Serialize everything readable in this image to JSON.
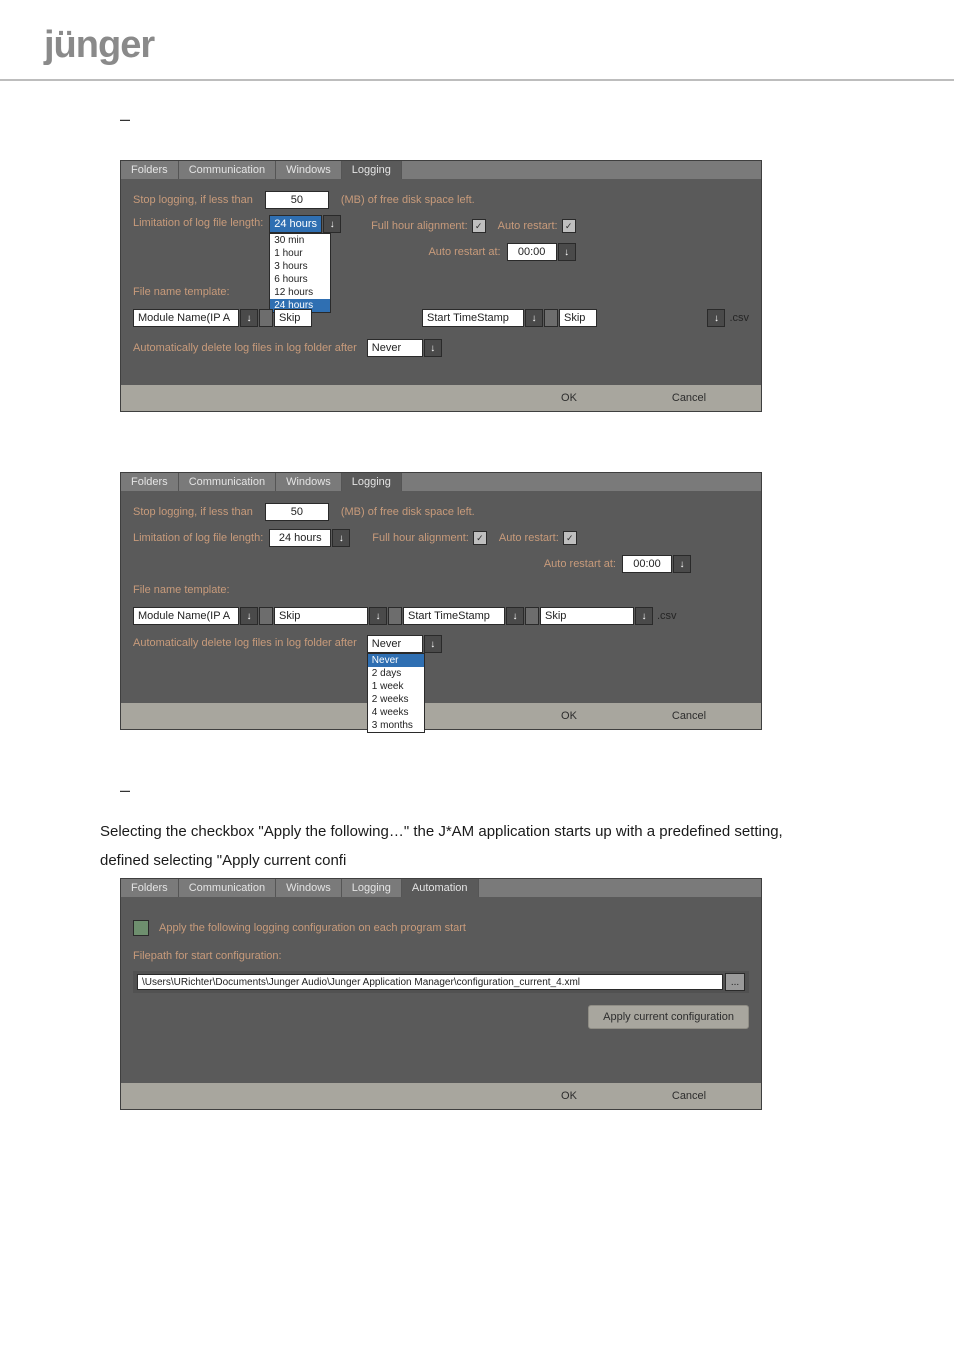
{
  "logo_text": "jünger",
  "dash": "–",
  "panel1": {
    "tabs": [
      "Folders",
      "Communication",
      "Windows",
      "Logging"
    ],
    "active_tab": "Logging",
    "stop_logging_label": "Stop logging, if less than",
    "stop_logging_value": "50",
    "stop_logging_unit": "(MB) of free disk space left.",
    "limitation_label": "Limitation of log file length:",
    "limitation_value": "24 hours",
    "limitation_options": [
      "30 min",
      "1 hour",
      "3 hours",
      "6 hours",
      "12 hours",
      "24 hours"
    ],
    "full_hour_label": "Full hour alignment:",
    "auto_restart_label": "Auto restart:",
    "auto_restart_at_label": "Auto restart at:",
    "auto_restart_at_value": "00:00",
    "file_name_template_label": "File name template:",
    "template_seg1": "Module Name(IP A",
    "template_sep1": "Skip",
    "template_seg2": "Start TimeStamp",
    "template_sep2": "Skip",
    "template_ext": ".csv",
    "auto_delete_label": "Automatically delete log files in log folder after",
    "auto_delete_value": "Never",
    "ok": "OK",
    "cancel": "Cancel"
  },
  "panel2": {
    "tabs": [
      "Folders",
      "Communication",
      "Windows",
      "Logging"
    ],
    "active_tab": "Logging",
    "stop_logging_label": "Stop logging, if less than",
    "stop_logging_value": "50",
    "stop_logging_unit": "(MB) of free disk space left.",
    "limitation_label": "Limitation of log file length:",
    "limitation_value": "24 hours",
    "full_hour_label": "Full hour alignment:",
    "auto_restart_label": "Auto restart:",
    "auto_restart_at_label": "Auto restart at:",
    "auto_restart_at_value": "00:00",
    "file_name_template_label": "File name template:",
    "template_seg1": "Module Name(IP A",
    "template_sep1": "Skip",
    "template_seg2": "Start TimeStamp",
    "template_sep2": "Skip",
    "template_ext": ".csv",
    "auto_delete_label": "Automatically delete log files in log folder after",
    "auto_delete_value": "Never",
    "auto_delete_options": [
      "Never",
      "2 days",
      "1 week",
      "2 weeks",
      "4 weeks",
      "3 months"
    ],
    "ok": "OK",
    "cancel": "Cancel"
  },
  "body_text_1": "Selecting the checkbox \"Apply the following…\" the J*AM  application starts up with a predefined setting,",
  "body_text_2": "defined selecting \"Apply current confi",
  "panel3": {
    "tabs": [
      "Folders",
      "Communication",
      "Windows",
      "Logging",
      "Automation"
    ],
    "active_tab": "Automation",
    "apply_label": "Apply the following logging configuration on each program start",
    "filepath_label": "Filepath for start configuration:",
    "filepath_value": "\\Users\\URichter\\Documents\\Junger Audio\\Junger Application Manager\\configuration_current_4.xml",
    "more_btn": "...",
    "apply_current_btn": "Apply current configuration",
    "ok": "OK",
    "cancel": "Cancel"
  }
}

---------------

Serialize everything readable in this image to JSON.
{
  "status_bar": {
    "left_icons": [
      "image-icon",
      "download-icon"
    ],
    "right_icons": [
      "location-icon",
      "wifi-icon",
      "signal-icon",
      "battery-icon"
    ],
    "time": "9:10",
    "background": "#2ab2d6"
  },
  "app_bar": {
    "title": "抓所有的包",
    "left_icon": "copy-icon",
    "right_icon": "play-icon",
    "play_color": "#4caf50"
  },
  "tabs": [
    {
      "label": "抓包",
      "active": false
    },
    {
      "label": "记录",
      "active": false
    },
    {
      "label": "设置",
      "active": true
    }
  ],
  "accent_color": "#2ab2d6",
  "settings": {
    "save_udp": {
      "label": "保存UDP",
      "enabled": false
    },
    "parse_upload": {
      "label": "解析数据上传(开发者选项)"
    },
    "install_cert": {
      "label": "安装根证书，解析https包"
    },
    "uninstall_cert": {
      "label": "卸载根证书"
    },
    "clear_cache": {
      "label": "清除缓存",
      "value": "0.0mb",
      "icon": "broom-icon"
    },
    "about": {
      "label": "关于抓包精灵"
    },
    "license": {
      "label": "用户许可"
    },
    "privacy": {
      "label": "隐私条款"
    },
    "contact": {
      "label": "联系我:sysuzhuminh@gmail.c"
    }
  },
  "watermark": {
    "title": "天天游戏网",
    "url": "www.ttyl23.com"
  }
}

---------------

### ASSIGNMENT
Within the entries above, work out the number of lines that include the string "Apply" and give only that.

### WORKED SOLUTION
4